Machine learning systems learn from past data and adapt to new situations autonomously, while rule-based systems rely on human intervention for any modifications.
Rule-based AI is an AI system that is based on a set of predetermined rules. These rules are created by humans and define what actions the system will take in different situations.
For example, if X happens, then Y should be done. Rule-based AI is deterministic by nature, meaning it operates on a cause-and-effect methodology.
Rule-based AI models require basic data and information to operate successfully, and they are limited to performing only the tasks and functions they have been programmed for. They are a more advanced form of robotic process automation (RPA) and can be used for tasks like data entry, document classification, and fraud detection.

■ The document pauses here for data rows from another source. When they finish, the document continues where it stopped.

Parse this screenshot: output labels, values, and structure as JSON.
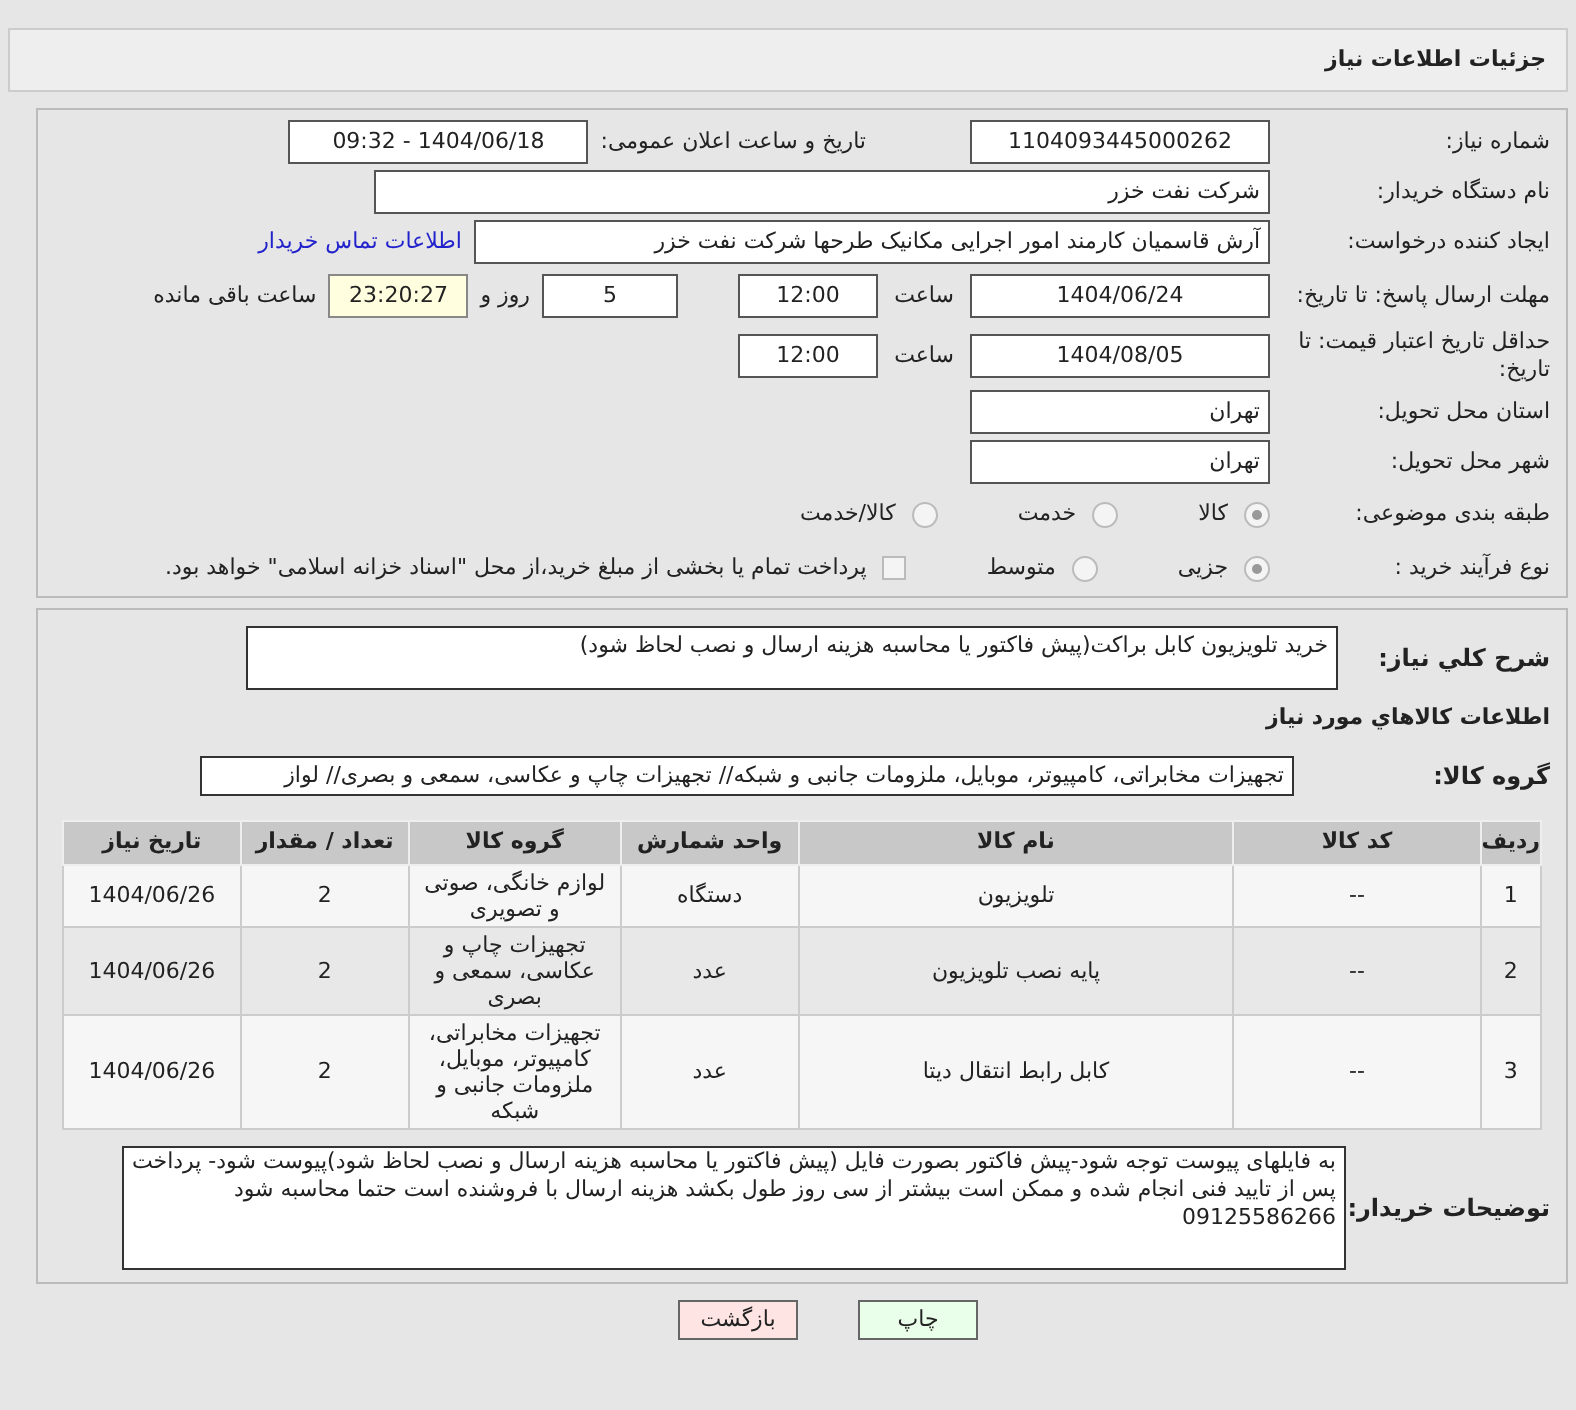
{
  "header": {
    "title": "جزئیات اطلاعات نیاز"
  },
  "need_number": {
    "label": "شماره نیاز:",
    "value": "1104093445000262"
  },
  "announce": {
    "label": "تاریخ و ساعت اعلان عمومی:",
    "value": "1404/06/18 - 09:32"
  },
  "buyer_org": {
    "label": "نام دستگاه خریدار:",
    "value": "شرکت نفت خزر"
  },
  "requester": {
    "label": "ایجاد کننده درخواست:",
    "value": "آرش قاسمیان کارمند امور اجرایی مکانیک طرحها شرکت نفت خزر",
    "link": "اطلاعات تماس خریدار"
  },
  "deadline": {
    "label": "مهلت ارسال پاسخ: تا تاریخ:",
    "date": "1404/06/24",
    "time_label": "ساعت",
    "time": "12:00",
    "days": "5",
    "days_label": "روز و",
    "remaining": "23:20:27",
    "remaining_label": "ساعت باقی مانده"
  },
  "validity": {
    "label": "حداقل تاریخ اعتبار قیمت: تا تاریخ:",
    "date": "1404/08/05",
    "time_label": "ساعت",
    "time": "12:00"
  },
  "province": {
    "label": "استان محل تحویل:",
    "value": "تهران"
  },
  "city": {
    "label": "شهر محل تحویل:",
    "value": "تهران"
  },
  "category": {
    "label": "طبقه بندی موضوعی:",
    "options": [
      {
        "label": "کالا",
        "selected": true
      },
      {
        "label": "خدمت",
        "selected": false
      },
      {
        "label": "کالا/خدمت",
        "selected": false
      }
    ]
  },
  "process": {
    "label": "نوع فرآیند خرید :",
    "options": [
      {
        "label": "جزیی",
        "selected": true
      },
      {
        "label": "متوسط",
        "selected": false
      }
    ],
    "checkbox": {
      "label": "پرداخت تمام یا بخشی از مبلغ خرید،از محل \"اسناد خزانه اسلامی\" خواهد بود.",
      "checked": false
    }
  },
  "description": {
    "label": "شرح کلي نياز:",
    "value": "خرید تلویزیون کابل براکت(پیش فاکتور یا محاسبه هزینه ارسال و نصب لحاظ شود)"
  },
  "goods_title": "اطلاعات کالاهاي مورد نياز",
  "goods_group": {
    "label": "گروه کالا:",
    "value": "تجهیزات مخابراتی، کامپیوتر، موبایل، ملزومات جانبی و شبکه// تجهیزات چاپ و عکاسی، سمعی و بصری// لواز"
  },
  "table": {
    "columns": [
      "ردیف",
      "کد کالا",
      "نام کالا",
      "واحد شمارش",
      "گروه کالا",
      "تعداد / مقدار",
      "تاریخ نیاز"
    ],
    "rows": [
      [
        "1",
        "--",
        "تلویزیون",
        "دستگاه",
        "لوازم خانگی، صوتی و تصویری",
        "2",
        "1404/06/26"
      ],
      [
        "2",
        "--",
        "پایه نصب تلویزیون",
        "عدد",
        "تجهیزات چاپ و عکاسی، سمعی و بصری",
        "2",
        "1404/06/26"
      ],
      [
        "3",
        "--",
        "کابل رابط انتقال دیتا",
        "عدد",
        "تجهیزات مخابراتی، کامپیوتر، موبایل، ملزومات جانبی و شبکه",
        "2",
        "1404/06/26"
      ]
    ]
  },
  "notes": {
    "label": "توضیحات خریدار:",
    "value": "به فایلهای پیوست توجه شود-پیش فاکتور بصورت فایل (پیش فاکتور یا محاسبه هزینه ارسال و نصب لحاظ شود)پیوست شود- پرداخت پس از تایید فنی انجام شده و ممکن است بیشتر از سی روز طول بکشد هزینه ارسال با فروشنده است حتما محاسبه شود 09125586266"
  },
  "buttons": [
    {
      "label": "چاپ",
      "kind": "print"
    },
    {
      "label": "بازگشت",
      "kind": "back"
    }
  ]
}
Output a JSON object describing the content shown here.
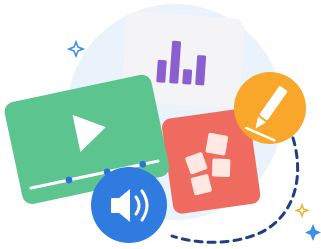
{
  "illustration": {
    "colors": {
      "background_circle": "#eaf2fb",
      "chart_card": "#f4f4f6",
      "bar_chart": "#8b5fd0",
      "video_card": "#5cc48f",
      "video_card_dark": "#46a877",
      "play_button": "#ffffff",
      "progress_track": "#ffffff",
      "progress_dots": "#2f6fd8",
      "grid_card": "#f06b5f",
      "grid_tiles": "#ffe7e2",
      "pencil_circle": "#f9a72a",
      "pencil": "#ffffff",
      "speaker_circle": "#2f7be0",
      "speaker": "#ffffff",
      "dashed_path": "#1f3e86",
      "sparkle_blue": "#3d8fe8",
      "sparkle_gold": "#f2b23a"
    },
    "chart_levels": [
      0.45,
      0.85,
      0.3,
      0.6
    ],
    "video_progress": 0.88,
    "icons": [
      "play-icon",
      "bar-chart-icon",
      "tile-grid-icon",
      "pencil-icon",
      "speaker-icon",
      "sparkle-icon"
    ]
  }
}
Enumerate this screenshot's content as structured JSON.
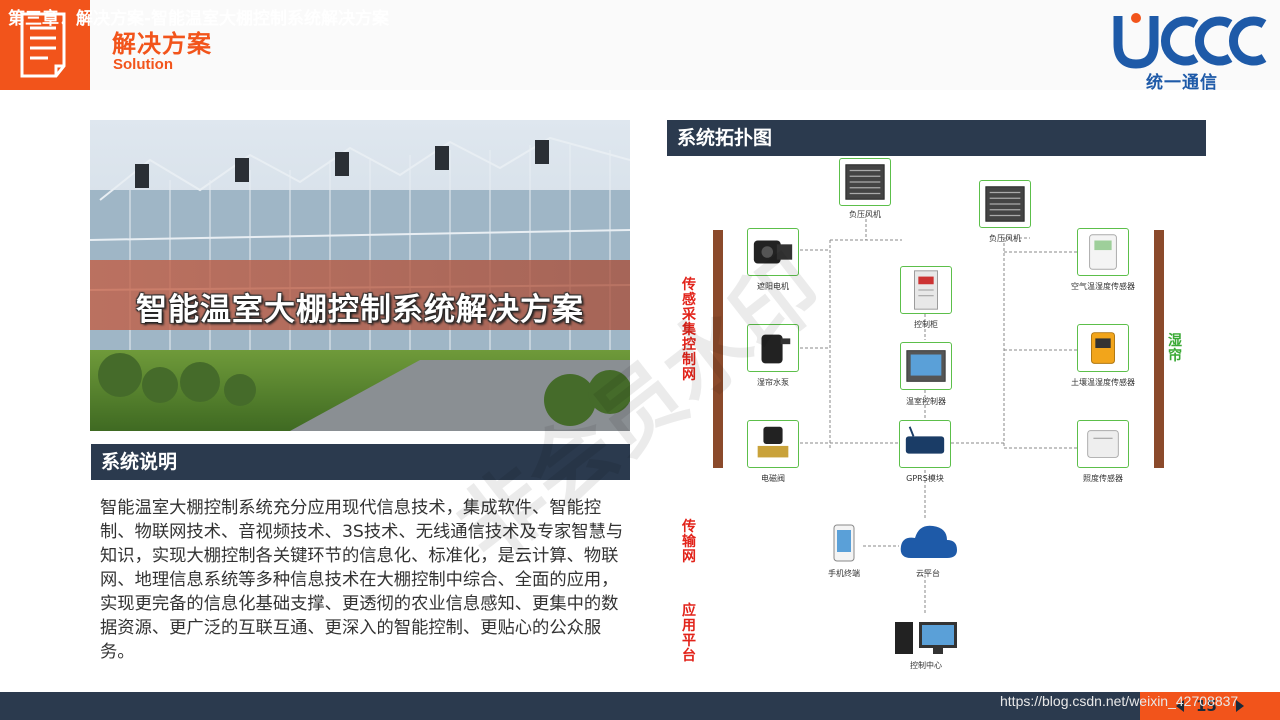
{
  "header": {
    "title": "解决方案",
    "subtitle": "Solution",
    "logo_text": "统一通信",
    "logo_letters": "UCCC",
    "accent": "#f2541b",
    "logo_color": "#1e5aa8"
  },
  "hero": {
    "caption": "智能温室大棚控制系统解决方案"
  },
  "description": {
    "heading": "系统说明",
    "body": "智能温室大棚控制系统充分应用现代信息技术，集成软件、智能控制、物联网技术、音视频技术、3S技术、无线通信技术及专家智慧与知识，实现大棚控制各关键环节的信息化、标准化，是云计算、物联网、地理信息系统等多种信息技术在大棚控制中综合、全面的应用，实现更完备的信息化基础支撑、更透彻的农业信息感知、更集中的数据资源、更广泛的互联互通、更深入的智能控制、更贴心的公众服务。"
  },
  "topology": {
    "heading": "系统拓扑图",
    "side_labels": {
      "sensing": "传感采集控制网",
      "transport": "传输网",
      "application": "应用平台",
      "curtain": "湿帘"
    },
    "devices": {
      "fan1": "负压风机",
      "fan2": "负压风机",
      "shade_motor": "遮阳电机",
      "cabinet": "控制柜",
      "air_sensor": "空气温湿度传感器",
      "pump": "湿帘水泵",
      "greenhouse_ctrl": "温室控制器",
      "soil_sensor": "土壤温湿度传感器",
      "valve": "电磁阀",
      "gprs": "GPRS模块",
      "light_sensor": "照度传感器",
      "phone": "手机终端",
      "cloud": "云平台",
      "center": "控制中心"
    }
  },
  "footer": {
    "text": "第三章：解决方案-智能温室大棚控制系统解决方案",
    "page": "15",
    "url": "https://blog.csdn.net/weixin_42708837",
    "watermark": "非会员水印"
  }
}
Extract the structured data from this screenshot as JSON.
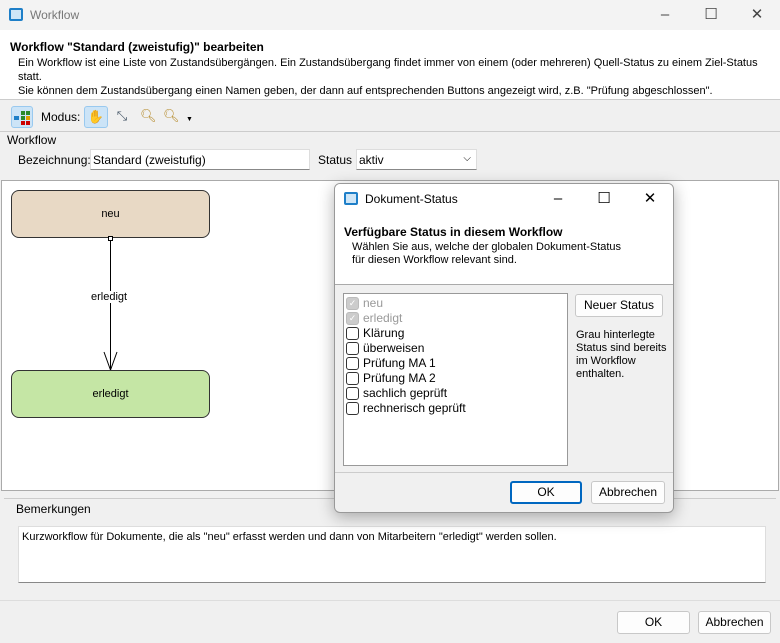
{
  "window": {
    "title": "Workflow",
    "heading": "Workflow \"Standard (zweistufig)\" bearbeiten",
    "description_line1": "Ein Workflow ist eine Liste von Zustandsübergängen. Ein Zustandsübergang findet immer von einem (oder mehreren) Quell-Status zu einem Ziel-Status statt.",
    "description_line2": "Sie können dem Zustandsübergang einen Namen geben, der dann auf entsprechenden Buttons angezeigt wird, z.B. \"Prüfung abgeschlossen\"."
  },
  "toolbar": {
    "mode_label": "Modus:"
  },
  "workflow_group": {
    "label": "Workflow",
    "name_label": "Bezeichnung:",
    "name_value": "Standard (zweistufig)",
    "status_label": "Status",
    "status_value": "aktiv"
  },
  "diagram": {
    "nodes": [
      {
        "label": "neu",
        "color": "#e8d9c5"
      },
      {
        "label": "erledigt",
        "color": "#c5e6a5"
      }
    ],
    "transition_label": "erledigt"
  },
  "remarks": {
    "label": "Bemerkungen",
    "text": "Kurzworkflow für Dokumente, die als \"neu\" erfasst werden und dann von Mitarbeitern \"erledigt\" werden sollen."
  },
  "footer": {
    "ok": "OK",
    "cancel": "Abbrechen"
  },
  "dialog": {
    "title": "Dokument-Status",
    "heading": "Verfügbare Status in diesem Workflow",
    "desc_line1": "Wählen Sie aus, welche der globalen Dokument-Status",
    "desc_line2": "für diesen Workflow relevant sind.",
    "items": [
      {
        "label": "neu",
        "checked": true,
        "disabled": true
      },
      {
        "label": "erledigt",
        "checked": true,
        "disabled": true
      },
      {
        "label": "Klärung",
        "checked": false
      },
      {
        "label": "überweisen",
        "checked": false
      },
      {
        "label": "Prüfung MA 1",
        "checked": false
      },
      {
        "label": "Prüfung MA 2",
        "checked": false
      },
      {
        "label": "sachlich geprüft",
        "checked": false
      },
      {
        "label": "rechnerisch geprüft",
        "checked": false
      }
    ],
    "new_status": "Neuer Status",
    "hint": "Grau hinterlegte Status sind bereits im Workflow enthalten.",
    "ok": "OK",
    "cancel": "Abbrechen"
  }
}
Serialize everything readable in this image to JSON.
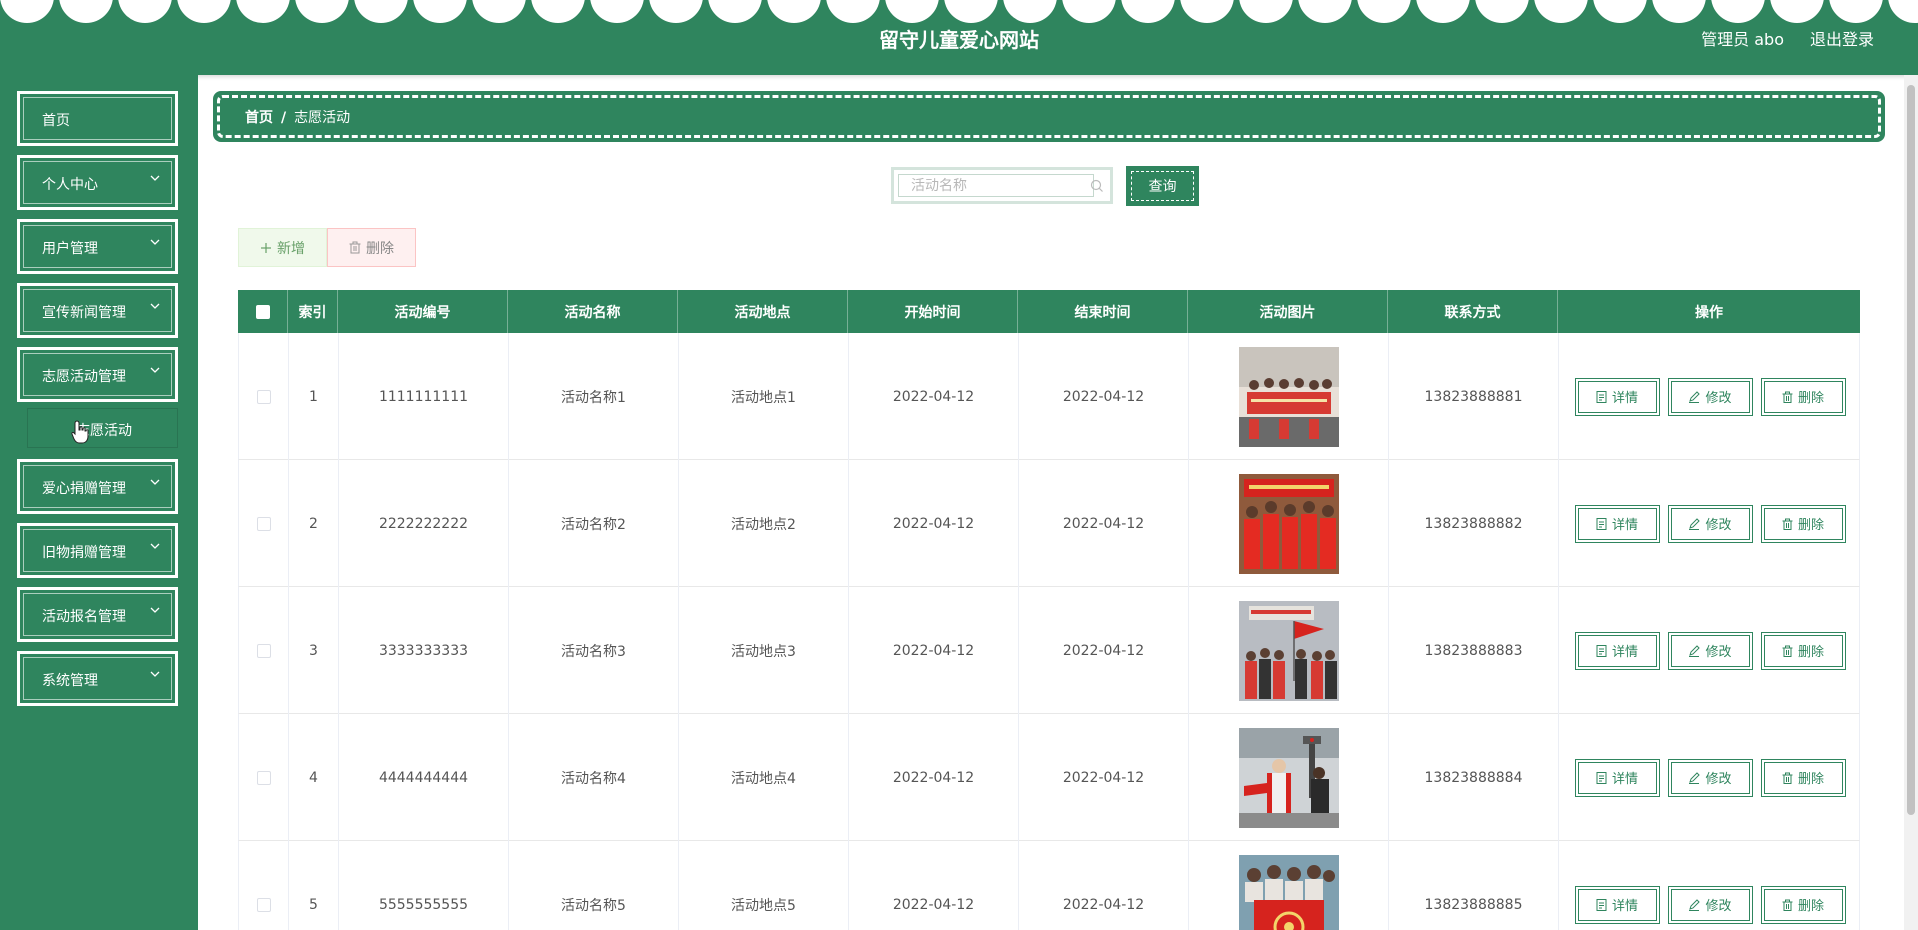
{
  "header": {
    "title": "留守儿童爱心网站",
    "user": "管理员 abo",
    "logout": "退出登录"
  },
  "sidebar": {
    "items": [
      {
        "label": "首页",
        "has_chevron": false
      },
      {
        "label": "个人中心",
        "has_chevron": true
      },
      {
        "label": "用户管理",
        "has_chevron": true
      },
      {
        "label": "宣传新闻管理",
        "has_chevron": true
      },
      {
        "label": "志愿活动管理",
        "has_chevron": true
      },
      {
        "label": "爱心捐赠管理",
        "has_chevron": true
      },
      {
        "label": "旧物捐赠管理",
        "has_chevron": true
      },
      {
        "label": "活动报名管理",
        "has_chevron": true
      },
      {
        "label": "系统管理",
        "has_chevron": true
      }
    ],
    "submenu_label": "志愿活动"
  },
  "breadcrumb": {
    "home": "首页",
    "separator": "/",
    "current": "志愿活动"
  },
  "search": {
    "placeholder": "活动名称",
    "button": "查询"
  },
  "actions": {
    "add": "新增",
    "delete": "删除"
  },
  "table": {
    "headers": [
      "索引",
      "活动编号",
      "活动名称",
      "活动地点",
      "开始时间",
      "结束时间",
      "活动图片",
      "联系方式",
      "操作"
    ],
    "rows": [
      {
        "index": "1",
        "code": "1111111111",
        "name": "活动名称1",
        "place": "活动地点1",
        "start": "2022-04-12",
        "end": "2022-04-12",
        "phone": "13823888881"
      },
      {
        "index": "2",
        "code": "2222222222",
        "name": "活动名称2",
        "place": "活动地点2",
        "start": "2022-04-12",
        "end": "2022-04-12",
        "phone": "13823888882"
      },
      {
        "index": "3",
        "code": "3333333333",
        "name": "活动名称3",
        "place": "活动地点3",
        "start": "2022-04-12",
        "end": "2022-04-12",
        "phone": "13823888883"
      },
      {
        "index": "4",
        "code": "4444444444",
        "name": "活动名称4",
        "place": "活动地点4",
        "start": "2022-04-12",
        "end": "2022-04-12",
        "phone": "13823888884"
      },
      {
        "index": "5",
        "code": "5555555555",
        "name": "活动名称5",
        "place": "活动地点5",
        "start": "2022-04-12",
        "end": "2022-04-12",
        "phone": "13823888885"
      }
    ],
    "row_actions": {
      "detail": "详情",
      "edit": "修改",
      "delete": "删除"
    }
  },
  "colors": {
    "primary": "#2f855e",
    "white": "#ffffff"
  }
}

Machine learning is a branch of AI that focuses on the use of data and algorithms to imitate the way humans learn. Machine learning algorithms are trained to make predictions and classifications based on past data, and they gradually improve their accuracy over time.
Machine learning models fall into three primary categories: supervised learning, unsupervised learning, and semi-supervised learning. Supervised learning involves using labeled data to train a model to make predictions. Unsupervised learning involves finding patterns in unlabeled data. Semi-supervised learning is a combination of both.
Machine learning algorithms are typically created using frameworks that accelerate solution development, such as TensorFlow and PyTorch. Machine learning has a wide range of use cases, including natural language processing, image recognition, and fraud detection.
The main difference between rule-based AI and machine learning is that rule-based systems rely on human-coded rules to make decisions, while machine learning systems learn from past data and adapt to new situations by themselves. Rule-based AI models are deterministic and limited to performing the tasks they were programmed for, while machine learning models can be used for a wide range of tasks and functions.
Rule-based models are best suited for situations where the problem is well-defined, the input data is structured, and the rules are clear and well-understood. They work well for problems that can be broken down into a series of logical steps, where the outcome can be predicted based on a set of if-then rules. Examples of rule-based systems include expert systems in the medical and legal fields, fraud detection systems in finance, and chatbots in customer service. In these cases, the rules are typically fixed and do not change frequently, and the data that the system operates on is relatively simple and structured. However, rule-based models may not be appropriate for more complex problems where the data is unstructured or the rules are constantly changing, as they may not be able to handle the necessary flexibility and adaptability.
Machine learning is a good fit for situations where the problem is complex and the input data is unstructured, noisy, or variable. It is also well-suited for situations where the rules or patterns that govern the data are unknown, but can be discovered through analysis. Machine learning models can handle large volumes of data and can identify complex patterns and relationships that may not be immediately apparent to human analysts. They can be used for a wide range of applications, including image and speech recognition, natural language processing, recommendation systems, and predictive analytics. Machine learning models are particularly useful when the problem is dynamic, and the rules or patterns change over time. However, machine learning models require large amounts of high-quality training data and may require significant computational resources for training and inference, which can be a barrier to adoption in some situations.
While both rule-based AI and machine learning have their strengths and weaknesses, the choice between the two depends on the specific use case. Rule-based AI is best suited for tasks that are deterministic and don't require adaptation to new situations, while machine learning is best suited for tasks that require adaptation and learning from past data. As AI continues to evolve, both rule-based systems and machine learning will play an important role in shaping its future.